Speech is special: The stress effects of speech, noise, and silence during tasks requiring concentration

Indoor Air. 2021 Jan;31(1):264-274. doi: 10.1111/ina.12733. Epub 2020 Sep 14.

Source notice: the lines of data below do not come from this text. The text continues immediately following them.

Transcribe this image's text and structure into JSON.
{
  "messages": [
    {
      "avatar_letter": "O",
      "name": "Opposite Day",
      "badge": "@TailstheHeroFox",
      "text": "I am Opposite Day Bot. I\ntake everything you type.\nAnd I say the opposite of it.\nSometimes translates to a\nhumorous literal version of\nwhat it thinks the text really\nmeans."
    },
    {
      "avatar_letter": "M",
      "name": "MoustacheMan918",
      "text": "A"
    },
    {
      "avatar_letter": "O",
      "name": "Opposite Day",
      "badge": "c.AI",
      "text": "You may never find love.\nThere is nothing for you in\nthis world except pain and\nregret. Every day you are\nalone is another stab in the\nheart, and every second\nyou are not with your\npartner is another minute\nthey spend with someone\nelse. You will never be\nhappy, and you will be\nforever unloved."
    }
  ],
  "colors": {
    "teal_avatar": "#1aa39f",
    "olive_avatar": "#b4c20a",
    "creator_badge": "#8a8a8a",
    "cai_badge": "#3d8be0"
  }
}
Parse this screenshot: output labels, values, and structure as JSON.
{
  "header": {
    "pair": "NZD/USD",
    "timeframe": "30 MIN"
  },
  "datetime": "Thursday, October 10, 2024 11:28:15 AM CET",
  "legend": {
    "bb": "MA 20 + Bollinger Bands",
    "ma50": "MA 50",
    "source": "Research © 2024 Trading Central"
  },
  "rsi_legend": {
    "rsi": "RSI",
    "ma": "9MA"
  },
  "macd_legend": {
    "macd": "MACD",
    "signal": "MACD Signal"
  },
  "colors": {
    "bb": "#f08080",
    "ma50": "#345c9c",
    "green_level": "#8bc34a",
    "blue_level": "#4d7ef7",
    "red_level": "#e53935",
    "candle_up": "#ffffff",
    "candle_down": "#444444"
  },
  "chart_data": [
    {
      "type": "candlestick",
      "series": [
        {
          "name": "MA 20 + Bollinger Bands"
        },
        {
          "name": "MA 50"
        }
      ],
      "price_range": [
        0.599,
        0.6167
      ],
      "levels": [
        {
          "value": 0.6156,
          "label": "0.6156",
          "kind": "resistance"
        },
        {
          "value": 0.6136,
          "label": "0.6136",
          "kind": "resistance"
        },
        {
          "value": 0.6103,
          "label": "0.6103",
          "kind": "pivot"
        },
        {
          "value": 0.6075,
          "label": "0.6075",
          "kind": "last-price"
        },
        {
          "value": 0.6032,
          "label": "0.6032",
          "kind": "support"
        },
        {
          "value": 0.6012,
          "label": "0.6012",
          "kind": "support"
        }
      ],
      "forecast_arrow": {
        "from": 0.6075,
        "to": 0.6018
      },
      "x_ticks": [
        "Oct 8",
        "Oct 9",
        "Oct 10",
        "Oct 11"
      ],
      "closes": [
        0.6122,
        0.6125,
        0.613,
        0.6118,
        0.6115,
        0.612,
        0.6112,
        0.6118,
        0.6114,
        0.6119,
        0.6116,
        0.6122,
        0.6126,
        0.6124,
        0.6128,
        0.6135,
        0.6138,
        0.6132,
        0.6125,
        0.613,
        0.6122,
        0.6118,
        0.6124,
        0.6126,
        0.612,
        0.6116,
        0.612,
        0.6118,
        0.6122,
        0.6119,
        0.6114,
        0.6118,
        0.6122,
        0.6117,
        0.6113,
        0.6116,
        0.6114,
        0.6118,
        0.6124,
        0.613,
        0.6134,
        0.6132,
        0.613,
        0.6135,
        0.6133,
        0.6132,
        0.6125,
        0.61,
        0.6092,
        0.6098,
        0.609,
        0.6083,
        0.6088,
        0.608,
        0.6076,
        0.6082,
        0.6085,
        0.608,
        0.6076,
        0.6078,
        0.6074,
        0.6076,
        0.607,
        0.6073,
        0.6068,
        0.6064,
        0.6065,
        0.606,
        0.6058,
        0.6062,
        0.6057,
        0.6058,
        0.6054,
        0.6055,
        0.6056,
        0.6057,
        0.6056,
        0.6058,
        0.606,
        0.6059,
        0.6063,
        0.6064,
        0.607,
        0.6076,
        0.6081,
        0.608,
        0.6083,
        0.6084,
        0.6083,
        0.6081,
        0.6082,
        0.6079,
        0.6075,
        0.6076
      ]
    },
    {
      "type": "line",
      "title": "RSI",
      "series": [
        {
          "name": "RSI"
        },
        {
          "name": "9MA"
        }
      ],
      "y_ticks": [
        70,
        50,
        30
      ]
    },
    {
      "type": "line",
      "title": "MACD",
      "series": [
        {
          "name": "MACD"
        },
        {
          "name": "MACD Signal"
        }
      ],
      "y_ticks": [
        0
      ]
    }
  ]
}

Effects of noise on people depend on sound level but also on other sound properties. A systematic comparison of the stress effects of speech and noise with the same frequency content is missing. This study compared stress reactions under sound conditions speech (sound level 65 dB LAeq ), noise (65 dB), and silence (35 dB), all having similar relative frequency contents. Fifty-nine participants were exposed to one out of three sound conditions on average for 48 minutes while performing tasks requiring concentration. Acute physiological stress was estimated by measuring stress hormone concentrations in plasma (cortisol and noradrenaline), heart rate variability (HRV), and blood pressure. Psychological stress measures were subjective noise annoyance, workload, and fatigue. Compared to silence and noise, working during speech was more annoying, loading, but less tiring, and led to elevated HRV LF/HF ratio with time. Speech also raised cortisol levels compared with silence. Although noise was more annoying, and raised cortisol levels compared with silence, working during speech was more loading and caused more physiological stress than other sound conditions. Special care should be paid to noise control in workplaces requiring concentration because already exposure to moderate sound level sounds caused clear physiological effects on people.

Keywords: heart rate variability; irrelevant speech; noise; physiological effects; stress; stress hormones.

Publication types

  • Research Support, Non-U.S. Gov't

MeSH terms

  • Adult
  • Air Pollution, Indoor
  • Attention*
  • Humans
  • Noise*
  • Occupational Exposure*
  • Speech
  • Stress, Psychological*
  • Workplace
  • Young Adult